Return all lines of the data in which the string "Bundle" occurs.

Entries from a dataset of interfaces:

+ + + + + + +

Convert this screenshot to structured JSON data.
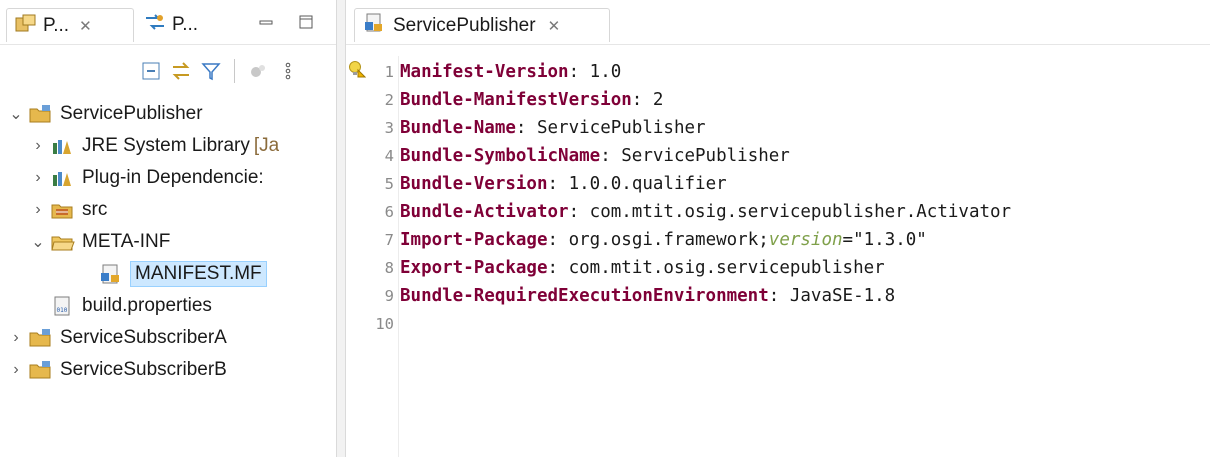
{
  "left_panel": {
    "tabs": [
      {
        "label": "P...",
        "active": true
      },
      {
        "label": "P...",
        "active": false
      }
    ],
    "tree": [
      {
        "label": "ServicePublisher",
        "level": 0,
        "expanded": true,
        "icon": "project-icon"
      },
      {
        "label": "JRE System Library",
        "decoration": "[Ja",
        "level": 1,
        "expanded": false,
        "icon": "library-icon"
      },
      {
        "label": "Plug-in Dependencie:",
        "level": 1,
        "expanded": false,
        "icon": "library-icon"
      },
      {
        "label": "src",
        "level": 1,
        "expanded": false,
        "icon": "source-folder-icon"
      },
      {
        "label": "META-INF",
        "level": 1,
        "expanded": true,
        "icon": "folder-icon"
      },
      {
        "label": "MANIFEST.MF",
        "level": 2,
        "selected": true,
        "icon": "manifest-icon"
      },
      {
        "label": "build.properties",
        "level": 1,
        "icon": "properties-file-icon"
      },
      {
        "label": "ServiceSubscriberA",
        "level": 0,
        "expanded": false,
        "icon": "project-icon"
      },
      {
        "label": "ServiceSubscriberB",
        "level": 0,
        "expanded": false,
        "icon": "project-icon"
      }
    ]
  },
  "editor": {
    "tab_label": "ServicePublisher",
    "lines": [
      {
        "n": "1",
        "key": "Manifest-Version",
        "value": " 1.0"
      },
      {
        "n": "2",
        "key": "Bundle-ManifestVersion",
        "value": " 2"
      },
      {
        "n": "3",
        "key": "Bundle-Name",
        "value": " ServicePublisher"
      },
      {
        "n": "4",
        "key": "Bundle-SymbolicName",
        "value": " ServicePublisher"
      },
      {
        "n": "5",
        "key": "Bundle-Version",
        "value": " 1.0.0.qualifier"
      },
      {
        "n": "6",
        "key": "Bundle-Activator",
        "value": " com.mtit.osig.servicepublisher.Activator"
      },
      {
        "n": "7",
        "key": "Import-Package",
        "value": " org.osgi.framework;",
        "attr": "version",
        "str": "=\"1.3.0\""
      },
      {
        "n": "8",
        "key": "Export-Package",
        "value": " com.mtit.osig.servicepublisher"
      },
      {
        "n": "9",
        "key": "Bundle-RequiredExecutionEnvironment",
        "value": " JavaSE-1.8"
      },
      {
        "n": "10",
        "key": "",
        "value": ""
      }
    ]
  },
  "colors": {
    "manifest_key": "#7f0037",
    "attribute": "#7fa04a",
    "selection": "#cde8ff"
  }
}
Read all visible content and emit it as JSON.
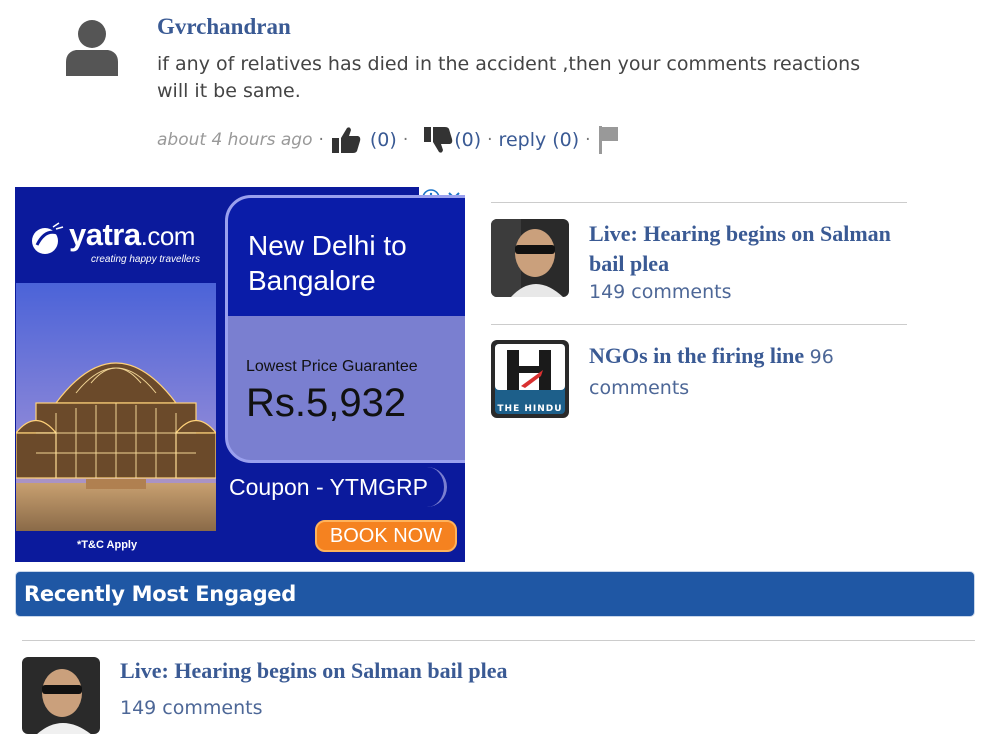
{
  "comment": {
    "author": "Gvrchandran",
    "text": "if any of relatives has died in the accident ,then your comments reactions will it be same.",
    "time": "about 4 hours ago",
    "likes": "(0)",
    "dislikes": "(0)",
    "reply": "reply (0)",
    "separator": "·"
  },
  "ad": {
    "brand": "yatra",
    "brand_suffix": ".com",
    "tagline": "creating happy travellers",
    "route": "New Delhi to Bangalore",
    "guarantee": "Lowest Price Guarantee",
    "price": "Rs.5,932",
    "coupon": "Coupon - YTMGRP",
    "cta": "BOOK NOW",
    "terms": "*T&C Apply",
    "colors": {
      "background": "#0b1a9c",
      "panel": "#7a7fd0",
      "cta": "#f58220"
    }
  },
  "related": [
    {
      "title": "Live: Hearing begins on Salman bail plea",
      "count": "149 comments",
      "thumb_icon": "person-photo"
    },
    {
      "title": "NGOs in the firing line",
      "count": "96 comments",
      "thumb_icon": "the-hindu-logo",
      "thumb_text": "THE HINDU"
    }
  ],
  "section": {
    "title": "Recently Most Engaged",
    "color": "#1f57a4"
  },
  "engaged": [
    {
      "title": "Live: Hearing begins on Salman bail plea",
      "count": "149 comments"
    }
  ]
}
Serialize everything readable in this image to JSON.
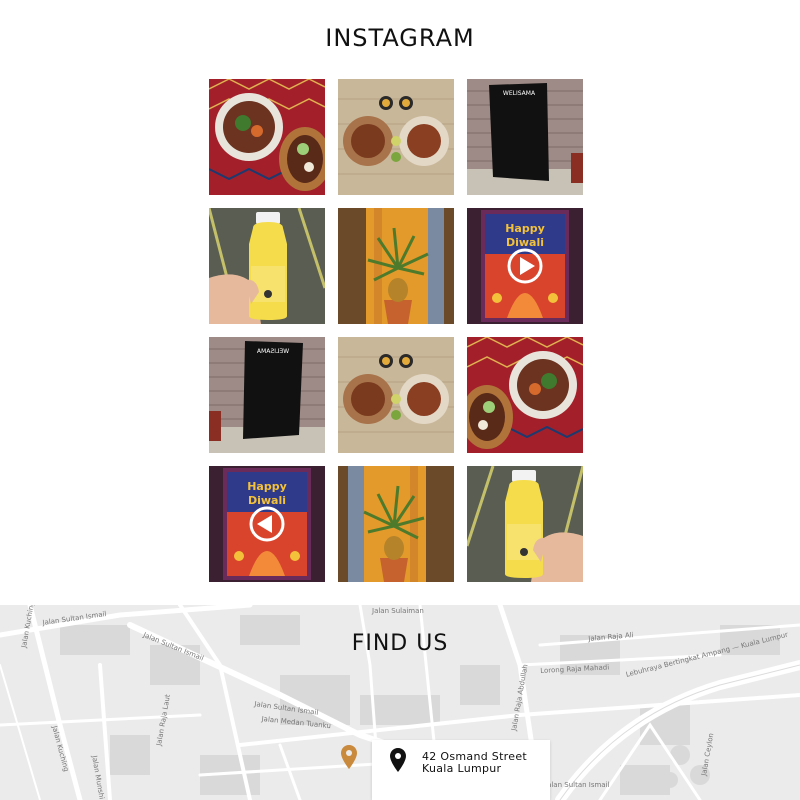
{
  "instagram": {
    "title": "INSTAGRAM",
    "photos": [
      {
        "alt": "food-platter-on-red-rug",
        "video": false
      },
      {
        "alt": "two-bowls-on-wood",
        "video": false
      },
      {
        "alt": "welisama-chalkboard-sign",
        "video": false
      },
      {
        "alt": "yellow-juice-bottle",
        "video": false
      },
      {
        "alt": "pineapple-plant",
        "video": false
      },
      {
        "alt": "happy-diwali-poster",
        "video": true
      },
      {
        "alt": "welisama-chalkboard-sign",
        "video": false
      },
      {
        "alt": "two-bowls-on-wood",
        "video": false
      },
      {
        "alt": "food-platter-on-red-rug",
        "video": false
      },
      {
        "alt": "happy-diwali-poster",
        "video": true
      },
      {
        "alt": "pineapple-plant",
        "video": false
      },
      {
        "alt": "yellow-juice-bottle",
        "video": false
      }
    ],
    "sign_text": "WELISAMA",
    "poster_text_1": "Happy",
    "poster_text_2": "Diwali"
  },
  "find_us": {
    "title": "FIND US",
    "address_line1": "42 Osmand Street",
    "address_line2": "Kuala Lumpur",
    "marker_color": "#c98a3d",
    "streets": [
      "Jalan Sultan Ismail",
      "Jalan Sultan Ismail",
      "Jalan Sulaiman",
      "Jalan Raja Ali",
      "Lorong Raja Mahadi",
      "Lebuhraya Bertingkat Ampang — Kuala Lumpur",
      "Jalan Raja Abdullah",
      "Jalan Sultan Ismail",
      "Jalan Medan Tuanku",
      "Jalan Raja Laut",
      "Jalan Kuching",
      "Jalan Kuching",
      "Jalan Munshi",
      "Jalan Ceylon",
      "Jalan Sultan Ismail"
    ]
  }
}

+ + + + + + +

Result:
        "key": "Bundle-ManifestVersion",
        "key": "Bundle-Name",
        "key": "Bundle-SymbolicName",
        "key": "Bundle-Version",
        "key": "Bundle-Activator",
        "key": "Bundle-RequiredExecutionEnvironment",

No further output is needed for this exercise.